Introduction

Poisson distribution makes possible to model phenomena in which we would normally use the binomial distribution, but parameter n is too large and calculations would be extremely complex; time intervals t (in which n is large and roughly constant) are considered instead of n.

The Poisson distribution is used in situations in which we know the mean value λ of “successes” of a Bernoulli random variable with a very high (and unknown) number n of observations, uniformly spread over a fixed and repeated time interval (for example days , weeks, hours, etc.).

For instance, the random variable might be the number of telephone calls per day received by an office, the number of days a school is closed due to snow in winter, etc. (Walpol et al, 2007, p. 161). For example, if we know the average number λ of telephone calls per day, but the number n of times someone could have made a call is unknown (a very high number), then Poisson distribution may be used to model that probability distribution.

In the derivation of Poisson distribution from the binomial distribution, the limit of the binomial distribution formula when n approaches infinity is calculated; this means that n must be a very large number for the Poisson distribution to model a certain phenomenon. This distribution also has the advantage of greatly simplifying calculations; in fact, if the binomial distribution was applied to cases in which the Poisson distribution should be used, the amount of calculations required would become extremely prohibitive; in many cases, n is unknown and therefore the binomial can’t be used.

Poisson distribution is also known as the distribution of rare events since it is used in situations in which the probability of success p of a binomial distribution is very low; in such cases, the number of successes x grows very slowly as n increases, and it would be better to consider very large values of n (otherwise, the probability density function would be concentrated on low values of x. Instead of time, space might be considered; formulas and the underlying reasoning are substantially the same (Walpol et al, 2007, p. 162).

Assumptions

It is required that all the random and repeated events n that occur in the time interval t are independent. Moreover, the number of random and repeated events n needs to be large enough to satisfy the hypothesis of infinite n and, in addition, the random and repeated events n have to be uniformly distributed in t.

How λ is defined

Poisson distribution is usually derived from the binomial distribution, but there’s also another way: it can also be easily derived from probability theory.

When Poisson distribution is derived from the binomial distribution, the average number of successes in a time interval t is defined as

When instead it is derived from probability theory, the average number of successes in a time interval t is defined as

In the first case, λ is the average number of successes in t, while in the second case λ is the average number of successes in t, divided by t. The formula of Poisson distribution’s probability density function (p.d.f.) will be different depending on the way we define λ.

Poisson distribution’s formula

When Poisson distribution is derived from the binomial distribution, it’s usually written as

When instead it’s derived from probability theory, it’s written as

The distribution and the basic reasoning and behavior are basically the same.
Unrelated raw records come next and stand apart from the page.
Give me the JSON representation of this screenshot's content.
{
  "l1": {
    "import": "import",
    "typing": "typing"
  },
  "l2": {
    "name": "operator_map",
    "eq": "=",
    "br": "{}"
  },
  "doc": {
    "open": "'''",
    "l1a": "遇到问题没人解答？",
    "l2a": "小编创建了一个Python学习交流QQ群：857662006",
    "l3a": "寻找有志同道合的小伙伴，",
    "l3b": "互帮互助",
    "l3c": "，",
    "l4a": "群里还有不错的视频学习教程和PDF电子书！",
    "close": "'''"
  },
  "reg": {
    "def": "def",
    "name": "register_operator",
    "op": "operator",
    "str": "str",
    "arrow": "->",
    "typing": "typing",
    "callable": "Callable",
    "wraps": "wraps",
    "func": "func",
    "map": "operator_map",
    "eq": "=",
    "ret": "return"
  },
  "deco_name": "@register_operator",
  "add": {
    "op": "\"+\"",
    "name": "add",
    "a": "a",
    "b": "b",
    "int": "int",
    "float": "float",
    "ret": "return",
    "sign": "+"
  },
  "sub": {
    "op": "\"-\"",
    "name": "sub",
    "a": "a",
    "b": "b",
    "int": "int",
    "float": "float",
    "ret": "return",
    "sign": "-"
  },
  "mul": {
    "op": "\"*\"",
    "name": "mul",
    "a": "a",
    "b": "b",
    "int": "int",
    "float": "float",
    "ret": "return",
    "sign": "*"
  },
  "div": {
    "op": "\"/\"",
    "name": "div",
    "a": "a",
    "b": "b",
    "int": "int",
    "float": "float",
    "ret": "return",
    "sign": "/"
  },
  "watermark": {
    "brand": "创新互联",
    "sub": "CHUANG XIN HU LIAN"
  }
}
The difference lies in the way λ is defined and the presence of t as an additional variable. We can write

The average value in this case is λt, rather than just λ. As mentioned, random events are uniformly distributed in the time interval t; therefore the number of random events Δn contained in Δt is equal to:

The mean value of a sub-interval Δt of t is therefore equal to

Let us now consider a so small interval that it contains just one of the n random events contained in t; from an infinitesimal point of view, Δt approaches zero, while n approaches infinity. For this interval, the probability that a success will occur is equal to

Since there cannot be more than one success in dt, we can write

We now calculate the probability that no success will occur in the time interval t+dt; let us recall that events are independent. By using the multiplication rule of probability, the probability of no event in t+dt is equal to the product of the probability of no event in t and the probability of no event in dt

This can be written as

By integrating the above differential equation and considering the boundary condition P(0,0)=1, we get

Let us calculate the probability of x events in t+dt by using both the addition rule and the multiplication rule of probability. The possible situations with outcomes n in t+dt are that n events occur in t and none occurs in dt, or that n-1 event occur in t and 1 event occurs in dt

After a few simple steps, we get

If both sides are multiplied by e to lambda times t, we get

The left-hand side is the derivative of the product of two functions

This differential equation can easily be solved by starting from x = 1 and reaching x-th element

Now, let us integrate and consider that the boundary condition is P(1,0)=0

Now we can obtain P(2, t) starting from the above result, and it can be generalized

The above result is thus proved by induction.